Amos is not your typical preacher. As I said, he’s a bit like that street preacher with his sandwich board. He’s parked outside the Temple, annoying everyone who comes into contact with him. When Amaziah tells to go home and prophesy elsewhere (earn your living somewhere else), Amos simply says: “I am no prophet, nor a prophet’s son; but I am a herdsman, and a dresser of sycamore trees, and the Lord took me from following the flock, and the Lord said to me, ‘Go, prophesy to my people Israel.’” He told the priest that he was just a simple farmer, a layperson, who didn’t want to come north. It wasn’t his idea. No one was paying him for this. In fact, he had to leave behind his fields and flocks to make the journey. But when God said go, he went. He was standing there before the temple because God said: “Go, prophesy to my people Israel.”
Amaziah told Amos to go away, don’t prophesy here. But Amos persisted. He delivered the message God had given him for Israel and for Amaziah. What is the message? Your land will be taken. Your people will die by the sword or go into exile. Things might look good right now, but before you know it, things will turn bad. Why? Because you’re not following the ways of God. While the passage doesn’t spell things out, we will get there. It has something to do with justice.

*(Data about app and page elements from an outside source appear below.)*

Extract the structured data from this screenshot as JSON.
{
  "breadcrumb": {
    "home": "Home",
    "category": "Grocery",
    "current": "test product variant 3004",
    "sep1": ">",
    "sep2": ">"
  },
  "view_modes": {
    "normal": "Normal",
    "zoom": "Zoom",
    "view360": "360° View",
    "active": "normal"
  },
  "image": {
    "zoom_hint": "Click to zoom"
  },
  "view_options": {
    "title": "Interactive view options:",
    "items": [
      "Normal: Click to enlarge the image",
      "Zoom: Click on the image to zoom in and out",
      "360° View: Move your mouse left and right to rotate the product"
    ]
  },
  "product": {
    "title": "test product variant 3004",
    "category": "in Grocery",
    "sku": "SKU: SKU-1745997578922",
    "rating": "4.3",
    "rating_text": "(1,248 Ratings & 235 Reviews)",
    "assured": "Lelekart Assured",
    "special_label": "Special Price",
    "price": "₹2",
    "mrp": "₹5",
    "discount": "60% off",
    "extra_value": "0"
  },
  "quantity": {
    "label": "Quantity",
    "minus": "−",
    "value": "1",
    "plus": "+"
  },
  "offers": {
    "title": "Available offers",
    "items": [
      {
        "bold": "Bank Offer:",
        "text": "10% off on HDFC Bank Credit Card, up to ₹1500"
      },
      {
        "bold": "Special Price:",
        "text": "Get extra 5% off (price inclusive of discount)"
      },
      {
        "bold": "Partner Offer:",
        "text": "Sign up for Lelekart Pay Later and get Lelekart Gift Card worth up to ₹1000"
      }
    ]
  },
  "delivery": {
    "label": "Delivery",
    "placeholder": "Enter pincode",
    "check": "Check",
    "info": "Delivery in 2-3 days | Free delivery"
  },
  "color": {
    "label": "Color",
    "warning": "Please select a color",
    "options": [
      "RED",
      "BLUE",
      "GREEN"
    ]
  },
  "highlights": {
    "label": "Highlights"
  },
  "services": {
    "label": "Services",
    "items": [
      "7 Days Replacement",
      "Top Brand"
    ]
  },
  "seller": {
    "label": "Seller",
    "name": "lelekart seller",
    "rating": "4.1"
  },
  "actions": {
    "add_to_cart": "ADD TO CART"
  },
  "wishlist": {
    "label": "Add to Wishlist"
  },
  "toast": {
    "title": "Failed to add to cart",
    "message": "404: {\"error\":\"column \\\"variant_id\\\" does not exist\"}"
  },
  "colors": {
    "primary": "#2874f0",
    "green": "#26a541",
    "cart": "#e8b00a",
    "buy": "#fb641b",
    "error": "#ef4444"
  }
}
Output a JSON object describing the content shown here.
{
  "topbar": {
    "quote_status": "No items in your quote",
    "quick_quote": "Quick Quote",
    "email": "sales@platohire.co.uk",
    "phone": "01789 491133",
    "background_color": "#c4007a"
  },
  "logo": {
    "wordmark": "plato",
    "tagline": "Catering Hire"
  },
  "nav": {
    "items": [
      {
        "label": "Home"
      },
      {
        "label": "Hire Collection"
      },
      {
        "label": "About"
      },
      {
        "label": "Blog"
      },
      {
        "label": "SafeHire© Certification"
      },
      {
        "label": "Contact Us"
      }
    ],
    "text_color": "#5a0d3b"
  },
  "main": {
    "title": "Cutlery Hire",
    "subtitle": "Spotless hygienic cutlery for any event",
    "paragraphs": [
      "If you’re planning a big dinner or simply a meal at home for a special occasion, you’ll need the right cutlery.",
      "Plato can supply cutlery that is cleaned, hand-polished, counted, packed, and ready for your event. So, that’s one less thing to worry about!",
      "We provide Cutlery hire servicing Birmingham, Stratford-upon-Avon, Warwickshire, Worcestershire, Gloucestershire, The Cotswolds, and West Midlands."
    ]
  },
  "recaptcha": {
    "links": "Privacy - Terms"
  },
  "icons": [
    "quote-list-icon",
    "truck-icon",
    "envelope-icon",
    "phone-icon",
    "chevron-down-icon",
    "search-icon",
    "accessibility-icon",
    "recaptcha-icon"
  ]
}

Speaking truth to power isn’t easy. It can be dangerous. Think about St. Oscar Romero, the martyred Archbishop of San Salvador, El Salvador, who was murdered while saying the mass in his chapel because he dared to oppose the political leadership that was oppressing the people. Now, he was a religious leader and not a layperson. But others have taken up the mantle of speaking truth to power. Lay people can be the most effective voices for justice. That is true here. Amos draws attention to the injustices of the day, injustices that had caught the attention of God.
What are we called to do? Amos heard the call and heeded it, even though he didn’t have any prophetic credentials. He was a farmer, not a preacher or a theologian. It’s not that we preachers and theologians don’t have our place, but the voice of God can and does come through the voice of the people. As for the religious leaders, we out to be circumspect. When we become the mouthpieces of an oppressive regime or when we justify unjust acts—the detention of refugee children in overcrowded and filthy camps—what might God have to say? How do we measure up?
Picture Attribution: Amos the Herdsman, from Art in the Christian Tradition, a project of the Vanderbilt Divinity Library, Nashville, TN. http://diglib.library.vanderbilt.edu/act-imagelink.pl?RC=29259 [retrieved July 8, 2019].